:: What to work on ::
The word "JSON" appears in some lines of the entries. Say how many, and give nothing but the number.

:: Dataset records ::
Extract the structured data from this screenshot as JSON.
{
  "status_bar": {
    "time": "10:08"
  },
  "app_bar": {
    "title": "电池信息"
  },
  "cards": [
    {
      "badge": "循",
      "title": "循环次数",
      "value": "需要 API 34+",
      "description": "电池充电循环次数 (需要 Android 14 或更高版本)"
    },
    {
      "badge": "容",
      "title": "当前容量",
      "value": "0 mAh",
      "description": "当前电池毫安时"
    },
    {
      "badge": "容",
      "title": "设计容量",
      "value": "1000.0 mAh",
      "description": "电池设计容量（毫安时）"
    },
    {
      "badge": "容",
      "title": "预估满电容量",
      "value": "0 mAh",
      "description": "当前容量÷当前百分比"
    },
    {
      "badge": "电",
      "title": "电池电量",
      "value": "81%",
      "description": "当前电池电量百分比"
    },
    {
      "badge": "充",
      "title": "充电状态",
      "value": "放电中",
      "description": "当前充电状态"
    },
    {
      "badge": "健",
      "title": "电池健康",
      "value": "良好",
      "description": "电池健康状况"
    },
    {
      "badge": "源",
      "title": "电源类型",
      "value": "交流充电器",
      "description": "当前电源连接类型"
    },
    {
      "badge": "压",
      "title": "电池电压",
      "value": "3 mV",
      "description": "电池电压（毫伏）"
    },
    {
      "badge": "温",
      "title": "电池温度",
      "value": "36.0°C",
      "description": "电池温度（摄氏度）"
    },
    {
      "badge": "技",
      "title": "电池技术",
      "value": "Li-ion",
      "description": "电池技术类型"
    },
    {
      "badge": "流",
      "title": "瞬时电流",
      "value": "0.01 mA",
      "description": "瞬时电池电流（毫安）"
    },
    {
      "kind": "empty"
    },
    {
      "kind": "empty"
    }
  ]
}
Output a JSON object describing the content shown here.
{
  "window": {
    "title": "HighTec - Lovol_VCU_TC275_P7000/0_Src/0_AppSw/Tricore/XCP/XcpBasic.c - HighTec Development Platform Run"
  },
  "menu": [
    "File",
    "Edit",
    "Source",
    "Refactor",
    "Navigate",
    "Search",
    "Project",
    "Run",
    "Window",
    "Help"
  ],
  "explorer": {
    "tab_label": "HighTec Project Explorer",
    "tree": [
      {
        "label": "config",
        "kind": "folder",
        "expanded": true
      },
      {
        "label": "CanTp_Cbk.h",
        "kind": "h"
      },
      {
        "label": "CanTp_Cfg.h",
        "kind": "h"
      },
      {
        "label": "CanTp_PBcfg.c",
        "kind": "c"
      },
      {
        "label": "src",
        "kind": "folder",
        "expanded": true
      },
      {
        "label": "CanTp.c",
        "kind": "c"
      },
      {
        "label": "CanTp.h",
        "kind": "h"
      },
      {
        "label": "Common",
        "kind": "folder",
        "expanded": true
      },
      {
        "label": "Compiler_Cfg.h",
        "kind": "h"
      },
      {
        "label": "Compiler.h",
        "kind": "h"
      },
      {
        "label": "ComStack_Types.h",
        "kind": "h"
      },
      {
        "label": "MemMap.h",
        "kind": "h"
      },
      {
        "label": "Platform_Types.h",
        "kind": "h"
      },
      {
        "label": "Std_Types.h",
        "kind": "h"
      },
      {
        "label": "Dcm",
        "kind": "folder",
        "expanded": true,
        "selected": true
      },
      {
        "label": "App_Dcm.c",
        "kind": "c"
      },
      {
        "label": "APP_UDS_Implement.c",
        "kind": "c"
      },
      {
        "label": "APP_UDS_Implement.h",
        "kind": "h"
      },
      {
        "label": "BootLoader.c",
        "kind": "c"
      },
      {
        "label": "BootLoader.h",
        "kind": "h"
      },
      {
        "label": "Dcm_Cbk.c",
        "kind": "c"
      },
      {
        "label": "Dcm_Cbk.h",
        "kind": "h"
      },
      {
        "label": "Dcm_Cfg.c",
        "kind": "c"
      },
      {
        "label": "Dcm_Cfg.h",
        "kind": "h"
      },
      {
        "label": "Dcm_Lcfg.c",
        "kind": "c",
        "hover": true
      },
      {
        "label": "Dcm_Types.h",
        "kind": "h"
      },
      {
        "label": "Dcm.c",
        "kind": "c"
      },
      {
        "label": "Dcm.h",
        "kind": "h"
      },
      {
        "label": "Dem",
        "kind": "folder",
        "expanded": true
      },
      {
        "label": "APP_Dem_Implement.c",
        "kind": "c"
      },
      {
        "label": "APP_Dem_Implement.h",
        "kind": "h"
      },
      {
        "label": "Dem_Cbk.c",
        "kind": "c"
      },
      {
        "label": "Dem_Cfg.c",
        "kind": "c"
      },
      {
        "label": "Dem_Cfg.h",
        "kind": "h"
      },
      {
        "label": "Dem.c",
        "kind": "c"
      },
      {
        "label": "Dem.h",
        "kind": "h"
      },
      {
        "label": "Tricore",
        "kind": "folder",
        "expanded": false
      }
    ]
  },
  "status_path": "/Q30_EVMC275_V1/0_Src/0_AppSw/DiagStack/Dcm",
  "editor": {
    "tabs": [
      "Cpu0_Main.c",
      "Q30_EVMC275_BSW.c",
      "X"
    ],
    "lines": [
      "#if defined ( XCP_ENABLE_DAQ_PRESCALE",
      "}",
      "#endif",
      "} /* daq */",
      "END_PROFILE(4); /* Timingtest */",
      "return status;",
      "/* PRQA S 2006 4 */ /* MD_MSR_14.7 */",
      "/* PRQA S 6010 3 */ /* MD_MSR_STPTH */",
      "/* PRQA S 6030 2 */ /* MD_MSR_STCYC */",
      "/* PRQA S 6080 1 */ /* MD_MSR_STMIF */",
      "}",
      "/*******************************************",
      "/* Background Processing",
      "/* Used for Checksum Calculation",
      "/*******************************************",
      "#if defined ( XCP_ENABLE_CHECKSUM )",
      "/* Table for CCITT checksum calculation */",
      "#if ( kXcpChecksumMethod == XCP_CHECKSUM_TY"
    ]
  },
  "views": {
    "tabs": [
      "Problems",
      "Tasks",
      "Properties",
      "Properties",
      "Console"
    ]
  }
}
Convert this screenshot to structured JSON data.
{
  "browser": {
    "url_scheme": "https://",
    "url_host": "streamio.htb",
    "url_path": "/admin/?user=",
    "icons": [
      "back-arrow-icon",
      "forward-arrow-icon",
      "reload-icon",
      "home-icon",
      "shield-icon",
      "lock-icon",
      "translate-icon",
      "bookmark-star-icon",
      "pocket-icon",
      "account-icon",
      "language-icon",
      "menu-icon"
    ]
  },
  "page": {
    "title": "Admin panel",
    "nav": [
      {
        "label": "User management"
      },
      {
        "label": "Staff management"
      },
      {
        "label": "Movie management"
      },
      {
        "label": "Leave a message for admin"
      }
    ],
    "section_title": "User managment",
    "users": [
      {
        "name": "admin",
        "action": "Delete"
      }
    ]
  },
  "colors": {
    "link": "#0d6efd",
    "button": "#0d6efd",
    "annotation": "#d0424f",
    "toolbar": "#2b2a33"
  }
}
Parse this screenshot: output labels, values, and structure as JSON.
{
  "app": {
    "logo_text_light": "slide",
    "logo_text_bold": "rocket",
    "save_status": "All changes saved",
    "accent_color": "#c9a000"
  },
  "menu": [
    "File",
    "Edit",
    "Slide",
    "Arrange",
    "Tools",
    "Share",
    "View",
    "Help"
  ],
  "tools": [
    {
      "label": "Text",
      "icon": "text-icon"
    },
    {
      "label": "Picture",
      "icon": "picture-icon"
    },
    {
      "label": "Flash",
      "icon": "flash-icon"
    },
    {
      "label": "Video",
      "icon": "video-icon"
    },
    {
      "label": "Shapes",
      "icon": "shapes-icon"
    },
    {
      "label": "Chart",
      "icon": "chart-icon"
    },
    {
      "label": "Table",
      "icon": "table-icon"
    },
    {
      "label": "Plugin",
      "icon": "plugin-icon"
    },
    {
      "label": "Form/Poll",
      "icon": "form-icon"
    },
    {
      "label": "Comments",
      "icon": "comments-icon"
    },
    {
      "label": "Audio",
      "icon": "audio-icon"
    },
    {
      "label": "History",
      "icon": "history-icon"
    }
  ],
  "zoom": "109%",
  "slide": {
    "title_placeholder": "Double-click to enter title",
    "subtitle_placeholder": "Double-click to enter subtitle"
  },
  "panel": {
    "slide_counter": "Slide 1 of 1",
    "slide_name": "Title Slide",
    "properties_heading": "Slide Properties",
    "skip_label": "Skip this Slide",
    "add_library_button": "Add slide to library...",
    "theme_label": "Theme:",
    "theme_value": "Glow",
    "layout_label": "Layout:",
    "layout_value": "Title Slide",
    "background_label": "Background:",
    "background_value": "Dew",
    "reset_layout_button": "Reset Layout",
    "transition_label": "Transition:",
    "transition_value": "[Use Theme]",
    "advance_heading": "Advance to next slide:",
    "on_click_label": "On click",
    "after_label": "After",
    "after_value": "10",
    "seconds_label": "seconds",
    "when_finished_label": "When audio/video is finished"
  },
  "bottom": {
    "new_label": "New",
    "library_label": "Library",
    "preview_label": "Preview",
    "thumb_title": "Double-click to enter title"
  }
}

:: Task response ::
4